*To do*
The entries that follow need to be reproduced exactly, minus any images.

(Element data from apps and pages)
========================================
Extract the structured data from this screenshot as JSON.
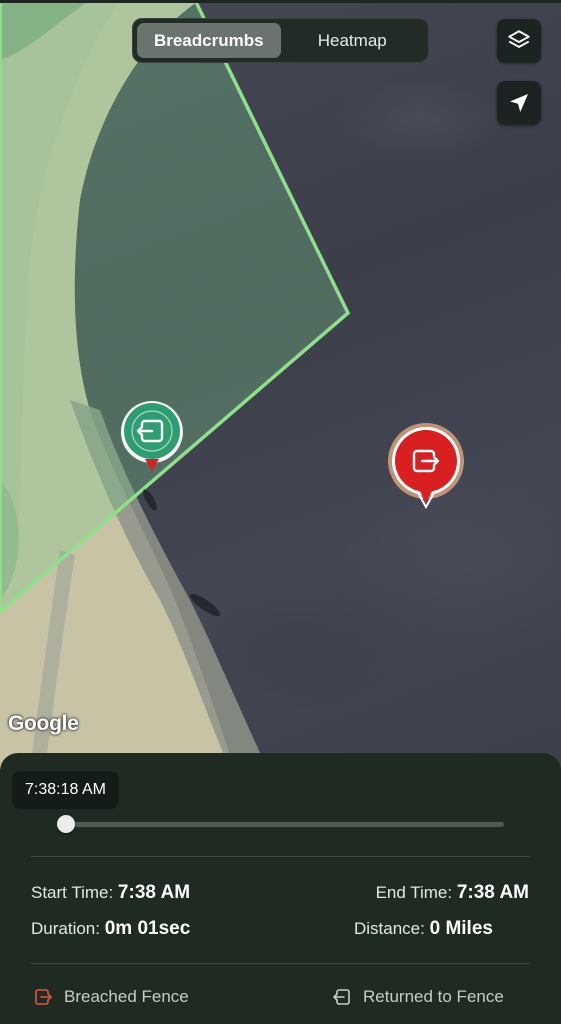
{
  "tabs": [
    {
      "label": "Breadcrumbs",
      "active": true
    },
    {
      "label": "Heatmap",
      "active": false
    }
  ],
  "map_controls": {
    "layers_icon": "layers-icon",
    "locate_icon": "navigation-arrow-icon"
  },
  "map": {
    "attribution": "Google",
    "fence_color": "#8fe08a",
    "markers": [
      {
        "type": "returned",
        "icon": "enter-arrow-icon",
        "color": "#2e9e72"
      },
      {
        "type": "breached",
        "icon": "exit-arrow-icon",
        "color": "#d91f1f"
      }
    ]
  },
  "playback": {
    "current_time": "7:38:18 AM",
    "progress": 0.0
  },
  "stats": {
    "start_label": "Start Time:",
    "start_value": "7:38 AM",
    "end_label": "End Time:",
    "end_value": "7:38 AM",
    "duration_label": "Duration:",
    "duration_value": "0m 01sec",
    "distance_label": "Distance:",
    "distance_value": "0 Miles"
  },
  "legend": {
    "breached_label": "Breached Fence",
    "breached_color": "#e0553b",
    "returned_label": "Returned to Fence",
    "returned_color": "#c6ccc8"
  }
}
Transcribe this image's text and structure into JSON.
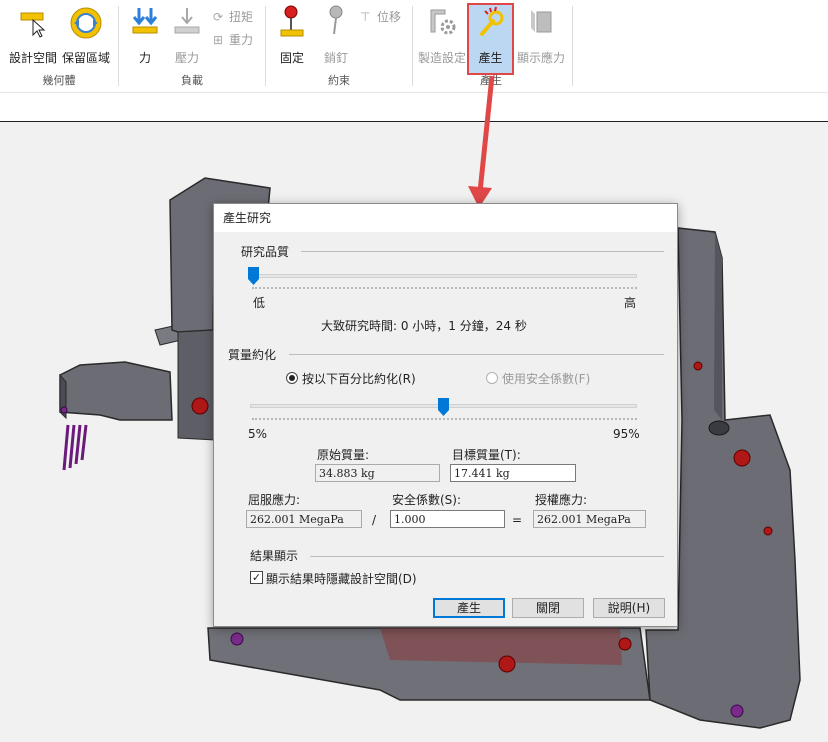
{
  "ribbon": {
    "groups": [
      {
        "label": "幾何體",
        "items": [
          {
            "label": "設計空間"
          },
          {
            "label": "保留區域"
          }
        ]
      },
      {
        "label": "負載",
        "items": [
          {
            "label": "力"
          },
          {
            "label": "壓力"
          },
          {
            "label": "扭矩"
          },
          {
            "label": "重力"
          }
        ]
      },
      {
        "label": "約束",
        "items": [
          {
            "label": "固定"
          },
          {
            "label": "銷釘"
          },
          {
            "label": "位移"
          }
        ]
      },
      {
        "label": "產生",
        "items": [
          {
            "label": "製造設定"
          },
          {
            "label": "產生"
          },
          {
            "label": "顯示應力"
          }
        ]
      }
    ]
  },
  "dialog": {
    "title": "產生研究",
    "quality": {
      "section": "研究品質",
      "low": "低",
      "high": "高",
      "slider_level": 0.0,
      "estimated_time": "大致研究時間:  0 小時，1 分鐘，24 秒"
    },
    "mass": {
      "section": "質量約化",
      "radio_percent": "按以下百分比約化(R)",
      "radio_safety": "使用安全係數(F)",
      "min": "5%",
      "max": "95%",
      "slider_level": 0.5,
      "original_label": "原始質量:",
      "original_value": "34.883 kg",
      "target_label": "目標質量(T):",
      "target_value": "17.441 kg",
      "yield_label": "屈服應力:",
      "yield_value": "262.001 MegaPa",
      "divide": "/",
      "safety_label": "安全係數(S):",
      "safety_value": "1.000",
      "equals": "=",
      "allowable_label": "授權應力:",
      "allowable_value": "262.001 MegaPa"
    },
    "results": {
      "section": "結果顯示",
      "checkbox_label": "顯示結果時隱藏設計空間(D)",
      "checked": true
    },
    "buttons": {
      "generate": "產生",
      "close": "關閉",
      "help": "說明(H)"
    }
  },
  "colors": {
    "accent": "#0078d7",
    "annotation": "#e04848",
    "part": "#6a6a72",
    "hole": "#b01818"
  }
}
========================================
*Your solution*
Extract the structured data from this screenshot as JSON.
{
  "tabs": [
    {
      "label": "Breadcrumbs",
      "active": true
    },
    {
      "label": "Heatmap",
      "active": false
    }
  ],
  "map_controls": {
    "layers_icon": "layers-icon",
    "locate_icon": "navigation-arrow-icon"
  },
  "map": {
    "attribution": "Google",
    "fence_color": "#8fe08a",
    "markers": [
      {
        "type": "returned",
        "icon": "enter-arrow-icon",
        "color": "#2e9e72"
      },
      {
        "type": "breached",
        "icon": "exit-arrow-icon",
        "color": "#d91f1f"
      }
    ]
  },
  "playback": {
    "current_time": "7:38:18 AM",
    "progress": 0.0
  },
  "stats": {
    "start_label": "Start Time:",
    "start_value": "7:38 AM",
    "end_label": "End Time:",
    "end_value": "7:38 AM",
    "duration_label": "Duration:",
    "duration_value": "0m 01sec",
    "distance_label": "Distance:",
    "distance_value": "0 Miles"
  },
  "legend": {
    "breached_label": "Breached Fence",
    "breached_color": "#e0553b",
    "returned_label": "Returned to Fence",
    "returned_color": "#c6ccc8"
  }
}
Transcribe this image's text and structure into JSON.
{
  "ribbon": {
    "groups": [
      {
        "label": "幾何體",
        "items": [
          {
            "label": "設計空間"
          },
          {
            "label": "保留區域"
          }
        ]
      },
      {
        "label": "負載",
        "items": [
          {
            "label": "力"
          },
          {
            "label": "壓力"
          },
          {
            "label": "扭矩"
          },
          {
            "label": "重力"
          }
        ]
      },
      {
        "label": "約束",
        "items": [
          {
            "label": "固定"
          },
          {
            "label": "銷釘"
          },
          {
            "label": "位移"
          }
        ]
      },
      {
        "label": "產生",
        "items": [
          {
            "label": "製造設定"
          },
          {
            "label": "產生"
          },
          {
            "label": "顯示應力"
          }
        ]
      }
    ]
  },
  "dialog": {
    "title": "產生研究",
    "quality": {
      "section": "研究品質",
      "low": "低",
      "high": "高",
      "slider_level": 0.0,
      "estimated_time": "大致研究時間:  0 小時，1 分鐘，24 秒"
    },
    "mass": {
      "section": "質量約化",
      "radio_percent": "按以下百分比約化(R)",
      "radio_safety": "使用安全係數(F)",
      "min": "5%",
      "max": "95%",
      "slider_level": 0.5,
      "original_label": "原始質量:",
      "original_value": "34.883 kg",
      "target_label": "目標質量(T):",
      "target_value": "17.441 kg",
      "yield_label": "屈服應力:",
      "yield_value": "262.001 MegaPa",
      "divide": "/",
      "safety_label": "安全係數(S):",
      "safety_value": "1.000",
      "equals": "=",
      "allowable_label": "授權應力:",
      "allowable_value": "262.001 MegaPa"
    },
    "results": {
      "section": "結果顯示",
      "checkbox_label": "顯示結果時隱藏設計空間(D)",
      "checked": true
    },
    "buttons": {
      "generate": "產生",
      "close": "關閉",
      "help": "說明(H)"
    }
  },
  "colors": {
    "accent": "#0078d7",
    "annotation": "#e04848",
    "part": "#6a6a72",
    "hole": "#b01818"
  }
}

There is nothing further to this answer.